For many people the proper response to the perpetrators of abuse, violence and ethnic cleansing must be criminal proceedings – for example at the International Court of Justice.
But it may take time to catch the perpetrators. Is an amnesty a price worth paying to get rid of a ruthless dictator - as in Chile with Augusto Pinochet? What about those who, in the words of Liberia’s Truth and Reconciliation Process, ‘committed lesser crimes’? Do you end up prosecuting a quarter of the population? In Liberia they were given a complete pardon, whereas leading members of the regime were prosecuted.
The emphasis of Truth and Reconciliation Commissions is on healing and helping a country to move forward. But is this at the expense of justice for the victims?
In South Africa, the Truth and Reconciliation Commission, which Archbishop Tutu headed, offered a conditional amnesty, if a person made a full and public confession of criminal activity. Tutu has insisted that ‘public exposure and humiliation’ was a big price for the perpetrator to pay.[i][i] But others more cynically have said it was a price worth paying.
Should discovering the truth be linked to the granting of amnesty? In Guatemala the Catholic Church established a ‘Truth and Memory Project,’ chaired by Bishop Juan Gerardi, who was brutally murdered two days after presenting the report. The Guatemala Truth and Memory Project’ had no power to pardon, but for many whose loved ones had been abducted and thrown into unmarked graves, their greatest need was to know what happened and to have the injustice acknowledged. The recent Citizen’s Pact in Mexico, had as its first demand, ‘Resolution of the assassinations and disappearances and the naming of the victims.’ In the words of Javier Sicilia, whose innocent son with five friends was murdered by drug dealers, ‘The pact demands that the victims of violence be named.’ But it also demands an end to impunity.

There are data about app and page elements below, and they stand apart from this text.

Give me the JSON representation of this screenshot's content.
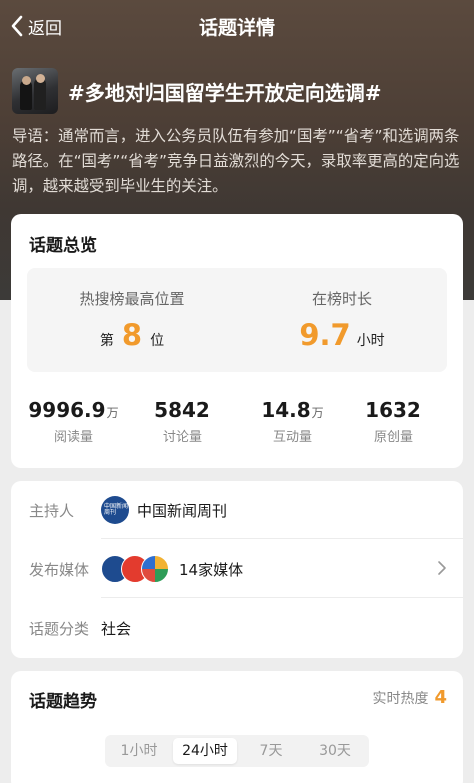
{
  "nav": {
    "back_label": "返回",
    "title": "话题详情"
  },
  "topic": {
    "title": "#多地对归国留学生开放定向选调#",
    "lead": "导语：通常而言，进入公务员队伍有参加“国考”“省考”和选调两条路径。在“国考”“省考”竞争日益激烈的今天，录取率更高的定向选调，越来越受到毕业生的关注。"
  },
  "overview": {
    "title": "话题总览",
    "rank": {
      "label": "热搜榜最高位置",
      "prefix": "第",
      "value": "8",
      "suffix": "位"
    },
    "duration": {
      "label": "在榜时长",
      "value": "9.7",
      "unit": "小时"
    },
    "stats": [
      {
        "value": "9996.9",
        "unit": "万",
        "label": "阅读量"
      },
      {
        "value": "5842",
        "unit": "",
        "label": "讨论量"
      },
      {
        "value": "14.8",
        "unit": "万",
        "label": "互动量"
      },
      {
        "value": "1632",
        "unit": "",
        "label": "原创量"
      }
    ],
    "accent_color": "#f19a2c"
  },
  "info": {
    "host_label": "主持人",
    "host_name": "中国新闻周刊",
    "host_logo_text": "中国新闻周刊",
    "media_label": "发布媒体",
    "media_count": "14家媒体",
    "category_label": "话题分类",
    "category": "社会"
  },
  "trend": {
    "title": "话题趋势",
    "heat_label": "实时热度",
    "heat_value": "4",
    "tabs": [
      "1小时",
      "24小时",
      "7天",
      "30天"
    ],
    "active_tab": "24小时"
  }
}
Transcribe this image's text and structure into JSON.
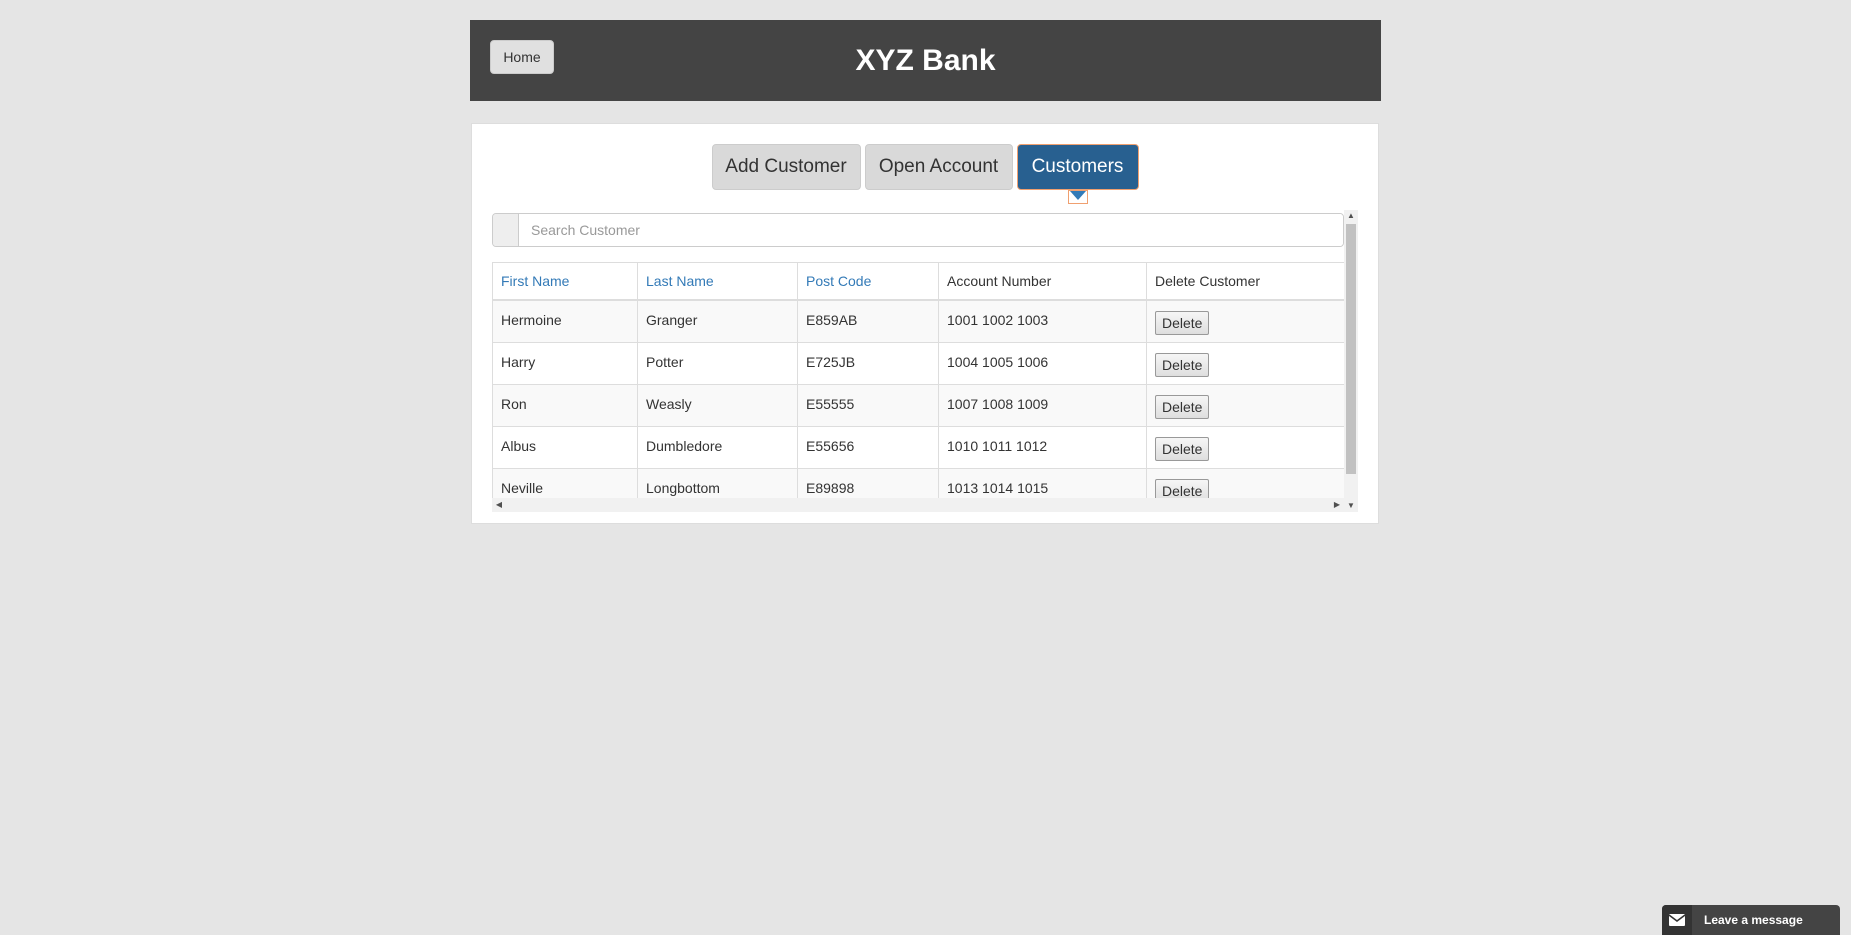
{
  "header": {
    "home_label": "Home",
    "title": "XYZ Bank"
  },
  "tabs": [
    {
      "label": "Add Customer",
      "active": false
    },
    {
      "label": "Open Account",
      "active": false
    },
    {
      "label": "Customers",
      "active": true
    }
  ],
  "search": {
    "placeholder": "Search Customer",
    "value": ""
  },
  "table": {
    "columns": [
      "First Name",
      "Last Name",
      "Post Code",
      "Account Number",
      "Delete Customer"
    ],
    "rows": [
      {
        "first": "Hermoine",
        "last": "Granger",
        "post": "E859AB",
        "accounts": "1001 1002 1003",
        "action": "Delete"
      },
      {
        "first": "Harry",
        "last": "Potter",
        "post": "E725JB",
        "accounts": "1004 1005 1006",
        "action": "Delete"
      },
      {
        "first": "Ron",
        "last": "Weasly",
        "post": "E55555",
        "accounts": "1007 1008 1009",
        "action": "Delete"
      },
      {
        "first": "Albus",
        "last": "Dumbledore",
        "post": "E55656",
        "accounts": "1010 1011 1012",
        "action": "Delete"
      },
      {
        "first": "Neville",
        "last": "Longbottom",
        "post": "E89898",
        "accounts": "1013 1014 1015",
        "action": "Delete"
      }
    ]
  },
  "chat": {
    "label": "Leave a message",
    "icon": "envelope-icon"
  },
  "colors": {
    "header_bg": "#444444",
    "active_tab": "#286090",
    "link": "#337ab7",
    "page_bg": "#e5e5e5"
  }
}
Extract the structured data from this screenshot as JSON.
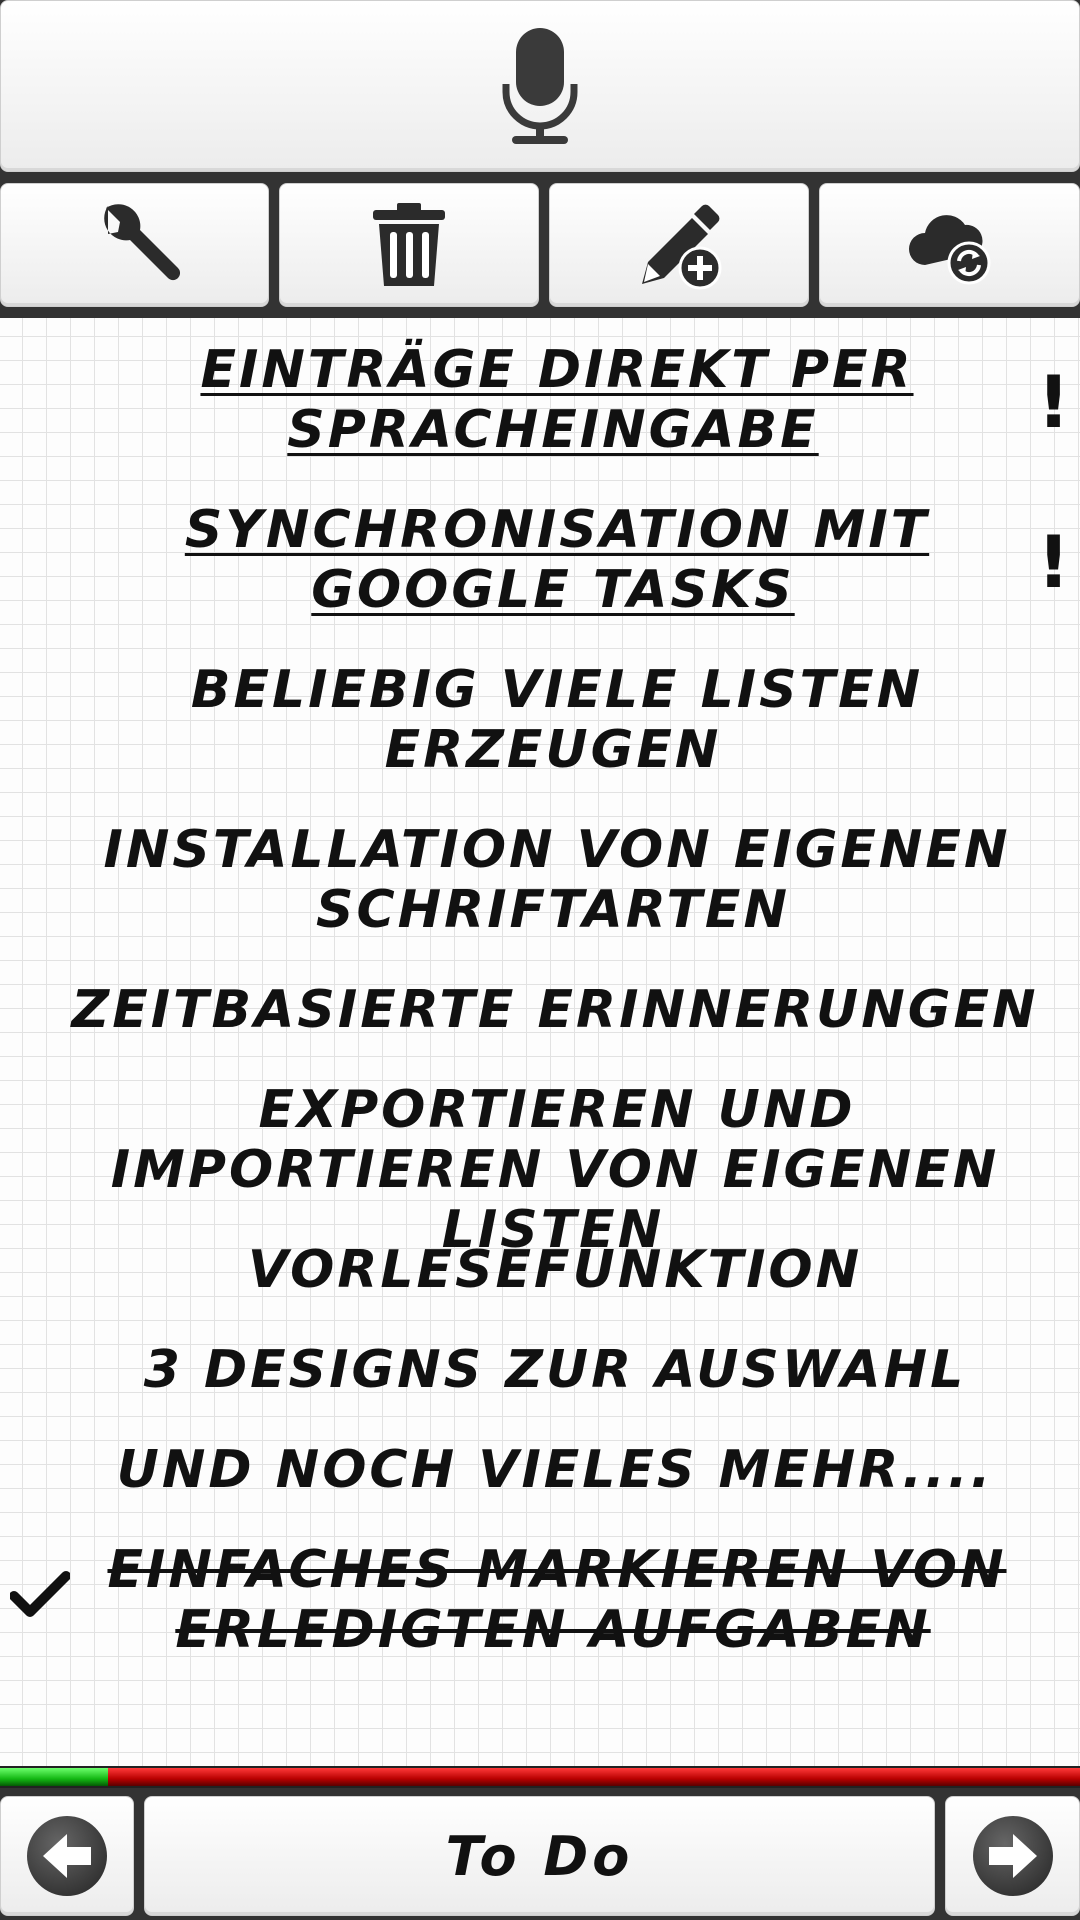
{
  "app": {
    "mic_icon": "microphone-icon",
    "toolbar": [
      {
        "name": "settings-button",
        "icon": "wrench-icon"
      },
      {
        "name": "delete-button",
        "icon": "trash-icon"
      },
      {
        "name": "add-entry-button",
        "icon": "pencil-plus-icon"
      },
      {
        "name": "sync-button",
        "icon": "cloud-sync-icon"
      }
    ]
  },
  "list": {
    "items": [
      {
        "text": "Einträge direkt per Spracheingabe",
        "important": true,
        "done": false
      },
      {
        "text": "Synchronisation mit Google Tasks",
        "important": true,
        "done": false
      },
      {
        "text": "Beliebig viele Listen erzeugen",
        "important": false,
        "done": false
      },
      {
        "text": "Installation von eigenen Schriftarten",
        "important": false,
        "done": false
      },
      {
        "text": "Zeitbasierte Erinnerungen",
        "important": false,
        "done": false
      },
      {
        "text": "Exportieren und Importieren von eigenen Listen",
        "important": false,
        "done": false
      },
      {
        "text": "Vorlesefunktion",
        "important": false,
        "done": false
      },
      {
        "text": "3 Designs zur Auswahl",
        "important": false,
        "done": false
      },
      {
        "text": "und noch vieles mehr....",
        "important": false,
        "done": false
      },
      {
        "text": "Einfaches Markieren von erledigten Aufgaben",
        "important": false,
        "done": true
      }
    ],
    "important_mark": "!",
    "progress_done_fraction": 0.1
  },
  "footer": {
    "title": "To Do",
    "prev_icon": "arrow-left-icon",
    "next_icon": "arrow-right-icon"
  },
  "colors": {
    "progress_done": "#14b814",
    "progress_open": "#c40000"
  }
}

In Sierra Leone, however, there was little popular support for a Truth and Reconciliation Commission. Partly this was because of the fear of reprisals and partly because people preferred local strategies of recovery and reintegration. There was also a reluctance to revive memories of the atrocities. As Rosalind Shaw has said, ‘Truth Commissions do not constitute therapy.’
These and other vital issues will be illuminated by our speakers with reference to specific situations - but first it is appropriate that we have a time of silence to remember those who died in the Holocaust - six million Jews and many other innocent persons - the tragic victims of too many genocides - and those whose even now mourn loved ones in the struggle for civil and human rights in many parts of the world today.
[i][i] Desmond Tutu, No Future Without Forgiveness, p.48